I just returned from the Heating the Midwest conference – a spinoff of the annual Northeast Biomass Heating Expo – where I learned that sharing lessons learned and the progress made in the Northeast can prove helpful to other regions. I was particularly struck by how the Northern Forest states’ investment in modern wood heat – through both demand- and supply-side incentives and other supportive policies – has been essential for market development.

Cycle ADK Long Saranac

Can bike tourism help reinvigorate Adirondack communities? That is the question I asked myself as I represented the Center at a top-notch cycling tour through the Adirondacks sponsored by the Wildlife Conservation Society (WCS). The ride represented so much of what we care about. It showcased community spirit, the outstanding landscape, and conservation science, all while exposing cyclists from across the country to a resilient, beautiful part of the Northern Forest.

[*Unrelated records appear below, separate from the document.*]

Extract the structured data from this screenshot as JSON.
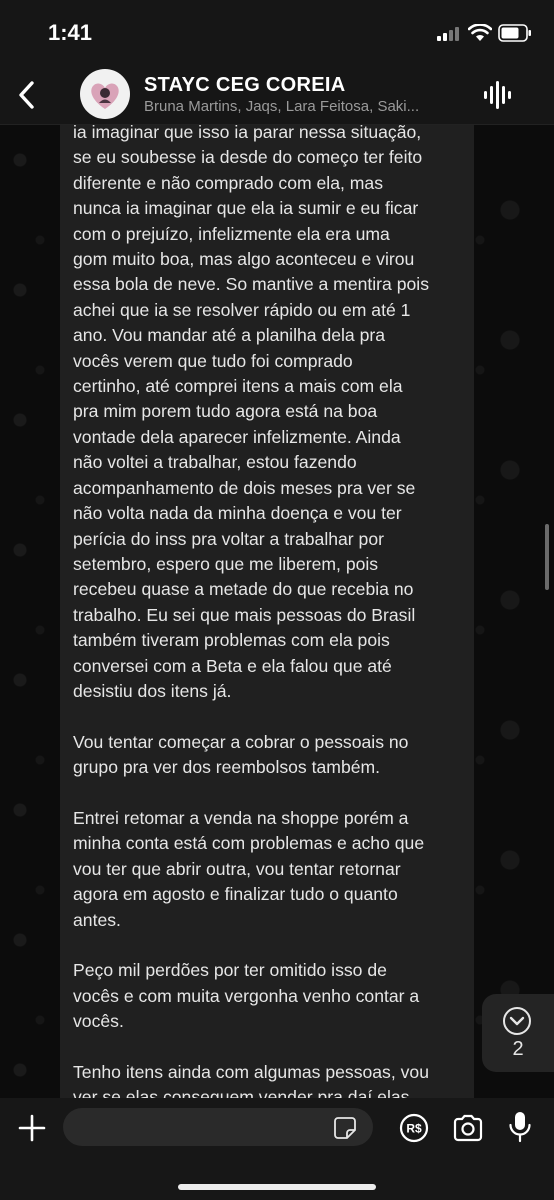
{
  "status_bar": {
    "time": "1:41"
  },
  "header": {
    "group_name": "STAYC CEG COREIA",
    "participants": "Bruna Martins, Jaqs, Lara Feitosa, Saki..."
  },
  "message": {
    "text": "ia imaginar que isso ia parar nessa situação,\nse eu soubesse ia desde do começo ter feito\ndiferente e não comprado com ela, mas\nnunca ia imaginar que ela ia sumir e eu ficar\ncom o prejuízo, infelizmente ela era uma\ngom muito boa, mas algo aconteceu e virou\nessa bola de neve. So mantive a mentira pois\nachei que ia se resolver rápido ou em até 1\nano. Vou mandar até a planilha dela pra\nvocês verem que tudo foi comprado\ncertinho, até comprei itens a mais com ela\npra mim porem tudo agora está na boa\nvontade dela aparecer infelizmente. Ainda\nnão voltei a trabalhar, estou fazendo\nacompanhamento de dois meses pra ver se\nnão volta nada da minha doença e vou ter\nperícia do inss pra voltar a trabalhar por\nsetembro, espero que me liberem, pois\nrecebeu quase a metade do que recebia no\ntrabalho. Eu sei que mais pessoas do Brasil\ntambém tiveram problemas com ela pois\nconversei com a Beta e ela falou que até\ndesistiu dos itens já.\n\nVou tentar começar a cobrar o pessoais no\ngrupo pra ver dos reembolsos também.\n\nEntrei retomar a venda na shoppe porém a\nminha conta está com problemas e acho que\nvou ter que abrir outra, vou tentar retornar\nagora em agosto e finalizar tudo o quanto\nantes.\n\nPeço mil perdões por ter omitido isso de\nvocês e com muita vergonha venho contar a\nvocês.\n\nTenho itens ainda com algumas pessoas, vou\nver se elas conseguem vender pra daí elas"
  },
  "scroll_down": {
    "unread_count": "2"
  },
  "composer": {
    "value": "",
    "placeholder": ""
  },
  "icons": {
    "back": "chevron-left-icon",
    "voice": "audio-waveform-icon",
    "plus": "plus-icon",
    "sticker": "sticker-icon",
    "pix": "pix-payment-icon",
    "camera": "camera-icon",
    "mic": "microphone-icon"
  }
}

At the Northern Forest Center, we share the concerns of rural places facing the alarming loss of young people and the resulting pressures on the ability of schools, health care and local governments to provide excellent services. This loss endangers the very social fabric of communities. And yet, there are bright spots of resurgence across the Northern Forest; communities that are finding ways to rekindle their vitality and draw in new people. Our collective challenge is to learn from these places and transfer their great examples to help communities across the region.

Newport VT main st webThere’s no denying it—the challenges presented by declining populations, particularly in younger demographics, place a drag on the overall economy. According to a recent article in the Washington Post, a self-perpetuating cycle is taking over in some areas:

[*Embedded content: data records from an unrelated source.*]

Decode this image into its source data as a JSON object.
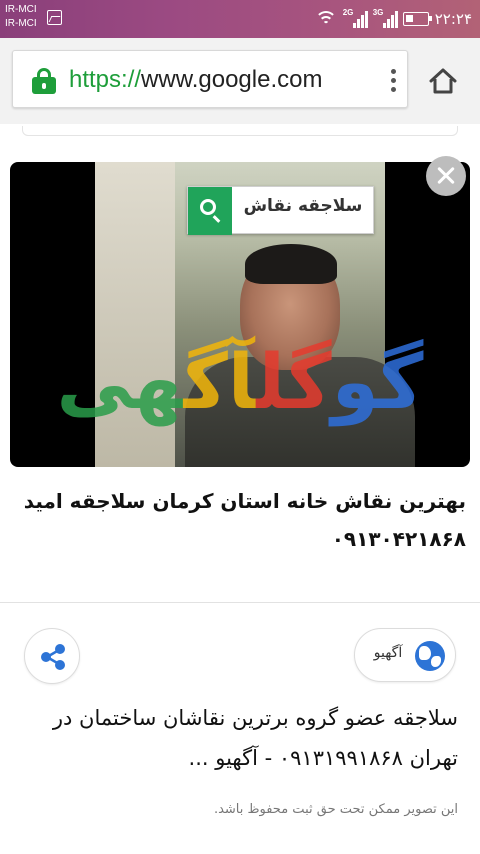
{
  "status_bar": {
    "carrier_1": "IR-MCI",
    "carrier_2": "IR-MCI",
    "network_1": "2G",
    "network_2": "3G",
    "time": "۲۲:۲۴"
  },
  "browser": {
    "url_scheme": "https://",
    "url_host": "www.google.com",
    "secure_color": "#1e9e3a"
  },
  "card": {
    "search_chip_text": "سلاجقه نقاش",
    "brand_parts": [
      "گو",
      "گل",
      "آگ",
      "هی"
    ],
    "title": "بهترین نقاش خانه استان کرمان سلاجقه امید ۰۹۱۳۰۴۲۱۸۶۸"
  },
  "result": {
    "source_name": "آگهیو",
    "description": "سلاجقه عضو گروه برترین نقاشان ساختمان در تهران ۰۹۱۳۱۹۹۱۸۶۸ - آگهیو ...",
    "copyright": "این تصویر ممکن تحت حق ثبت محفوظ باشد."
  },
  "icons": {
    "lock": "lock-icon",
    "menu": "more-vert-icon",
    "home": "home-icon",
    "close": "close-icon",
    "share": "share-icon",
    "globe": "globe-icon",
    "search": "search-icon"
  }
}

“Capital chases high-growth ideas, and high-growth ideas tend to be concentrated in areas of highly educated and highly skilled workforce,” said Manuel Adelino, an economist at the Fuqua School of Business at Duke University who has published several research papers on entrepreneurship patterns and credit availability. “This suggests that the lack of new business formation in rural America may lead to widening gaps in income and employment” between those areas and big cities.

People in the modern wood heat community – from boiler importers, installers, and pellet vendors to agency and NGO staff –care deeply about their work. Their motivations are greater than a paycheck: whether it’s reducing fossil fuel use, keeping heating dollars in the region, or helping communities cut and stabilize heating costs, some greater mission is keeping them in the wood heat world. Maybe it’s that sense of mission that keeps them in this business despite all the challenges.

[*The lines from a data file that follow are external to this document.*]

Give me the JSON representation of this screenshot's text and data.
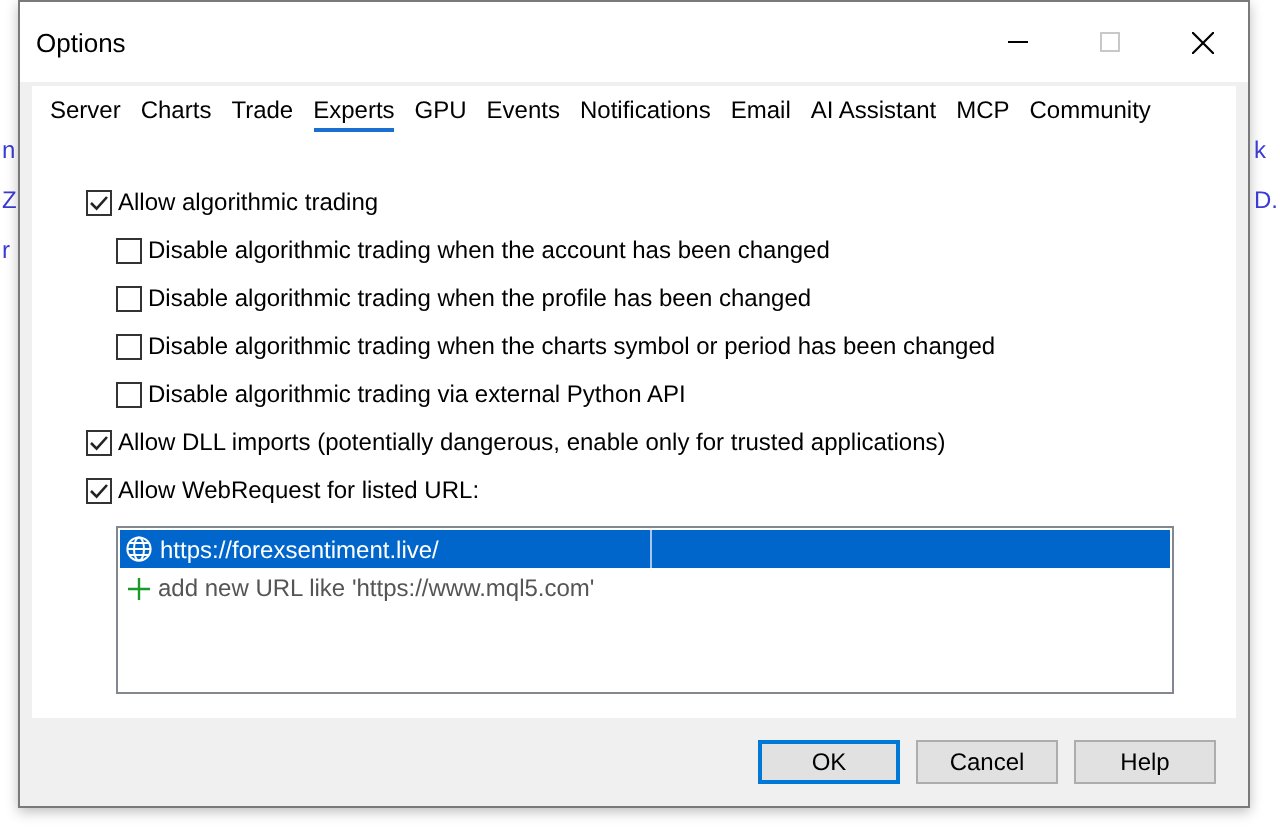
{
  "background_text": {
    "left": [
      "n",
      "Z",
      "r"
    ],
    "right": [
      "k",
      "D."
    ]
  },
  "window": {
    "title": "Options",
    "maximize_disabled": true
  },
  "tabs": [
    {
      "label": "Server",
      "selected": false
    },
    {
      "label": "Charts",
      "selected": false
    },
    {
      "label": "Trade",
      "selected": false
    },
    {
      "label": "Experts",
      "selected": true
    },
    {
      "label": "GPU",
      "selected": false
    },
    {
      "label": "Events",
      "selected": false
    },
    {
      "label": "Notifications",
      "selected": false
    },
    {
      "label": "Email",
      "selected": false
    },
    {
      "label": "AI Assistant",
      "selected": false
    },
    {
      "label": "MCP",
      "selected": false
    },
    {
      "label": "Community",
      "selected": false
    }
  ],
  "options": [
    {
      "label": "Allow algorithmic trading",
      "checked": true,
      "children": [
        {
          "label": "Disable algorithmic trading when the account has been changed",
          "checked": false
        },
        {
          "label": "Disable algorithmic trading when the profile has been changed",
          "checked": false
        },
        {
          "label": "Disable algorithmic trading when the charts symbol or period has been changed",
          "checked": false
        },
        {
          "label": "Disable algorithmic trading via external Python API",
          "checked": false
        }
      ]
    },
    {
      "label": "Allow DLL imports (potentially dangerous, enable only for trusted applications)",
      "checked": true
    },
    {
      "label": "Allow WebRequest for listed URL:",
      "checked": true
    }
  ],
  "url_list": {
    "items": [
      {
        "url": "https://forexsentiment.live/",
        "selected": true
      }
    ],
    "add_hint": "add new URL like 'https://www.mql5.com'"
  },
  "buttons": [
    {
      "label": "OK",
      "default": true
    },
    {
      "label": "Cancel",
      "default": false
    },
    {
      "label": "Help",
      "default": false
    }
  ]
}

Biomass Heating Expo 2016 001This community’s tenacity and sense of purpose were easily visible at this year’s Northeast Biomass Heating Expo, held in Burlington, Vermont, at the end of March. Many of us were worried it would feel grim, since oil prices, a mild winter, and some naysayers have been tough on the wood heat community lately. Even guests visiting from Upper Austria had low expectations. OkoFEN pellet boiler CEO Stefan Ortner told organizers that he “expected a very bad mood because of the low oil price.” Instead, he “found a lot of dedicated people full of motivation and trust in this industry.”

That sense of motivation and trust were also evident in participants’ willingness to engage in difficult conversations. The conference included many provocative topics: carbon emissions, air quality impact, pros and cons of thermal storage, and more. People openly disagreed with each other, but did so respectfully – and still enjoyed glasses of Von Trapp lager together later. As organizer Adam Sherman of the Biomass Energy Resource Center put it, “When we get together as an industry we can ask the hard questions and have honest and open dialogues about how we move forward.”

At the final session, speaker and uber advocate Charlie Niebling asked audience members to share one worry that keeps them up at night and one thing that gives them hope about this industry. Worries ranged widely, but there was plenty of positive commentary too. One comment particularly stuck with me. Christiane Egger, deputy manager of the O.Ö. Energiesparverband (the energy agency of Upper Austria, the epicenter of wood heat technology), told Charlie afterward: “That session represents what is best about America. Opening up and sharing honest views about ‘what keeps me up at night’ is something Austrians would never do!” It’s nice to know we’re distinct in that positive way. It can only help us in the long run.

Niebling shared a perspective with me that summarizes the Expo nicely: “I always come away from the Expo energized about the important contributions we make to the economy of northern New England and New York, and what we can do together to extend these benefits more broadly.”

My colleagues and I at the Northern Forest Center would love to hear about your experiences as part of the “modern wood heat community” and how you’re extending the benefits of wood heat across the region. Send me an email and we may share your thoughts on our Facebook page or in a future Wood Heat Advocate.